> YOUR ASSIGNMENT: In the material below, the lines containing the word "heading" are required; copy each of them.

> DATASET:
------------------------

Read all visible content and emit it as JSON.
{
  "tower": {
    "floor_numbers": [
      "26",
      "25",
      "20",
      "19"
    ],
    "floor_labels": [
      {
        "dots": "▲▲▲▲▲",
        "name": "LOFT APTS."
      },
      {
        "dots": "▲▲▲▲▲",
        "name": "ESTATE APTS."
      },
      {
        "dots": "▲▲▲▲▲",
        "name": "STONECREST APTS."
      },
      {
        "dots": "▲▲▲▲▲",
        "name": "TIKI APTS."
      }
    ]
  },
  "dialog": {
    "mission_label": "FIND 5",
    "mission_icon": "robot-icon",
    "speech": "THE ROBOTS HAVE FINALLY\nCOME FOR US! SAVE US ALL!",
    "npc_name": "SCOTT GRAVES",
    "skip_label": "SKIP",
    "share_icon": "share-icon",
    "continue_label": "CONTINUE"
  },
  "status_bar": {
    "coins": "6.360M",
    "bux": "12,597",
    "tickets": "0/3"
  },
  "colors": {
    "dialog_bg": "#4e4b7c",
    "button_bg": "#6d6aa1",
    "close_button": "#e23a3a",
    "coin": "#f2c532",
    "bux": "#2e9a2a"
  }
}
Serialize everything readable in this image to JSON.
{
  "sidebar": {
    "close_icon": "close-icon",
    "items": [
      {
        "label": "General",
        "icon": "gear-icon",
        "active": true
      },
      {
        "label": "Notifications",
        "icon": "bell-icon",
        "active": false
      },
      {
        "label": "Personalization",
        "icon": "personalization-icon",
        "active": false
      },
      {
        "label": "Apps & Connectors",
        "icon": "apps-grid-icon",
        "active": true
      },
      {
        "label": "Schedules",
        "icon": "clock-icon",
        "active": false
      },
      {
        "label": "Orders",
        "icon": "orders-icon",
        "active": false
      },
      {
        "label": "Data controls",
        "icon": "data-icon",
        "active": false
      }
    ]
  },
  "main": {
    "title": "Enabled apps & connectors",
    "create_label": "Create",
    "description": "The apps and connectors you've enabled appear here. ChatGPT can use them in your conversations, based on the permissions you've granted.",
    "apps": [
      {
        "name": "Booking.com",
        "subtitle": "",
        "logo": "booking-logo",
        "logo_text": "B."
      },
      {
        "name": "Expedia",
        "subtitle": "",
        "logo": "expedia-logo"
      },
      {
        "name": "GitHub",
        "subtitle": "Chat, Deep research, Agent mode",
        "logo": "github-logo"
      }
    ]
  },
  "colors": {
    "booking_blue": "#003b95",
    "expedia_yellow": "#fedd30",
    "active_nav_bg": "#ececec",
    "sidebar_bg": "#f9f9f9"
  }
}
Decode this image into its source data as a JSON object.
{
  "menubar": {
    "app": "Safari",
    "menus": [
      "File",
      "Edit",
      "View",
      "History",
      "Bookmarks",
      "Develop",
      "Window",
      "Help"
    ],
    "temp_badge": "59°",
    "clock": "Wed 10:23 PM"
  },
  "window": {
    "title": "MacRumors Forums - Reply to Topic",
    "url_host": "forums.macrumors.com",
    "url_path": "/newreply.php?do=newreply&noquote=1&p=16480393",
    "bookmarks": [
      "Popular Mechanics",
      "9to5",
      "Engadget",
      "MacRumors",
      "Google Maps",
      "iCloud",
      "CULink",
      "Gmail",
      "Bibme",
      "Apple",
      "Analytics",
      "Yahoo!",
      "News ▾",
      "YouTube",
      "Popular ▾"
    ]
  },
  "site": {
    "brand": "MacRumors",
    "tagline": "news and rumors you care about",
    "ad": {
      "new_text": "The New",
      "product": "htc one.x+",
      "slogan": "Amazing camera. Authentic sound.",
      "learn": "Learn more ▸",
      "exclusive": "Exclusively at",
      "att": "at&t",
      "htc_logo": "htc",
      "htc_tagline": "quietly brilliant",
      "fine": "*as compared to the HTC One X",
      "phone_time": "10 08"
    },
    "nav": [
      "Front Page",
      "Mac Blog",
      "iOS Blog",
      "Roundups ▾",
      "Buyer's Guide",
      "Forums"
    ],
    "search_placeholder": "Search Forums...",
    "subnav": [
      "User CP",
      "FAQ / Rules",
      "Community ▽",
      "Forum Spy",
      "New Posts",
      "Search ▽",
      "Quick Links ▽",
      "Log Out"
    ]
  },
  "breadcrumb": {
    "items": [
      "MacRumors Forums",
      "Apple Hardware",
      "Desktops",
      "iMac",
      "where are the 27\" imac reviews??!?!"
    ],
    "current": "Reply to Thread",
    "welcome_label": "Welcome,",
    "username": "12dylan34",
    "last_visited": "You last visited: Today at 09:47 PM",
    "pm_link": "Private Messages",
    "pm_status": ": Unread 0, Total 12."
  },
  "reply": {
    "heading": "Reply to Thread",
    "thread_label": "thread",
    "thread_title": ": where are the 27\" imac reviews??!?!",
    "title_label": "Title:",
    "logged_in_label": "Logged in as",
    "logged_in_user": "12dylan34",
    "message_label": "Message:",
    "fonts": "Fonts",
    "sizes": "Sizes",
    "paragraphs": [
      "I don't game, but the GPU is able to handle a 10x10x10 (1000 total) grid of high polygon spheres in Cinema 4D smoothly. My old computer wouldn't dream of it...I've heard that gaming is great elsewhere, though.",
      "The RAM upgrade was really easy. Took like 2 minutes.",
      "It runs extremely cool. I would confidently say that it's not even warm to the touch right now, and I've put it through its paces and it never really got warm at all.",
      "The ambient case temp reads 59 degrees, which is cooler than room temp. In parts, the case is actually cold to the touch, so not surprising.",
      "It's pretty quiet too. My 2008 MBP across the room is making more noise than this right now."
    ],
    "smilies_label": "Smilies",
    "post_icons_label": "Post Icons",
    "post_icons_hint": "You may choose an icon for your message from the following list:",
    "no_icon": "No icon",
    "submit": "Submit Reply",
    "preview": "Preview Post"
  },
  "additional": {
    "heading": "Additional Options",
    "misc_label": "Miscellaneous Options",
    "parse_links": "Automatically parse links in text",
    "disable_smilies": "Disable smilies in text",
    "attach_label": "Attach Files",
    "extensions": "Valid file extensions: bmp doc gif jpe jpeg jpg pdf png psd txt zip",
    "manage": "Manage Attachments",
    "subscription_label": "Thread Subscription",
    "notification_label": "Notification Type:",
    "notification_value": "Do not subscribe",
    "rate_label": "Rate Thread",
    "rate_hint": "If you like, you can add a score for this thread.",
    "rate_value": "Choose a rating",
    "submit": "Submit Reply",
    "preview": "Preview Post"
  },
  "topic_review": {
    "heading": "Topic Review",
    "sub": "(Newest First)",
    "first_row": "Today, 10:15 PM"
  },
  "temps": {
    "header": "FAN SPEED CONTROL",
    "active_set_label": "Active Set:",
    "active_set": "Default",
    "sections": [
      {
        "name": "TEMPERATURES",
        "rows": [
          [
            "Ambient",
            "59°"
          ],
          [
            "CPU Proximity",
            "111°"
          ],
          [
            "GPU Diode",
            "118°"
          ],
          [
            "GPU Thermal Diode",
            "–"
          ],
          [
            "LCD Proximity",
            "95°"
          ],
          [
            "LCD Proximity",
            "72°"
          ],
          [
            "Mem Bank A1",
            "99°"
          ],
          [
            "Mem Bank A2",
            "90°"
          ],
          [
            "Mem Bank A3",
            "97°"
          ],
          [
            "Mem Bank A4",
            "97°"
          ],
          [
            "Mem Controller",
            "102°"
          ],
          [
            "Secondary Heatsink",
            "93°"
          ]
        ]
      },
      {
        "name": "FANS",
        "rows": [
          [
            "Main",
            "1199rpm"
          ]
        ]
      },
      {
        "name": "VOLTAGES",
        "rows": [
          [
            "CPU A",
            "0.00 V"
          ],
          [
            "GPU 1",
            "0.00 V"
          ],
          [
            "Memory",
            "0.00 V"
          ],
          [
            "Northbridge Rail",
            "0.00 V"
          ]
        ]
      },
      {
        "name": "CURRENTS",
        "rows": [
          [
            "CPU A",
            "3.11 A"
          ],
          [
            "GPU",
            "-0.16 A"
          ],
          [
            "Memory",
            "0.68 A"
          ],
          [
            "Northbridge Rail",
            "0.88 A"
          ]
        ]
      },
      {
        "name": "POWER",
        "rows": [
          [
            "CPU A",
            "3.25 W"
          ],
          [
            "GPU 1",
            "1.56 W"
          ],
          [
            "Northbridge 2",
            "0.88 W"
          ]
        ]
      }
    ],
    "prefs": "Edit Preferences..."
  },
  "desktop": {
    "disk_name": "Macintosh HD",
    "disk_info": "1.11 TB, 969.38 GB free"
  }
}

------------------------

> ANSWER FOR THIS EXERCISE:
    "heading": "Reply to Thread",
    "heading": "Additional Options",
    "heading": "Topic Review",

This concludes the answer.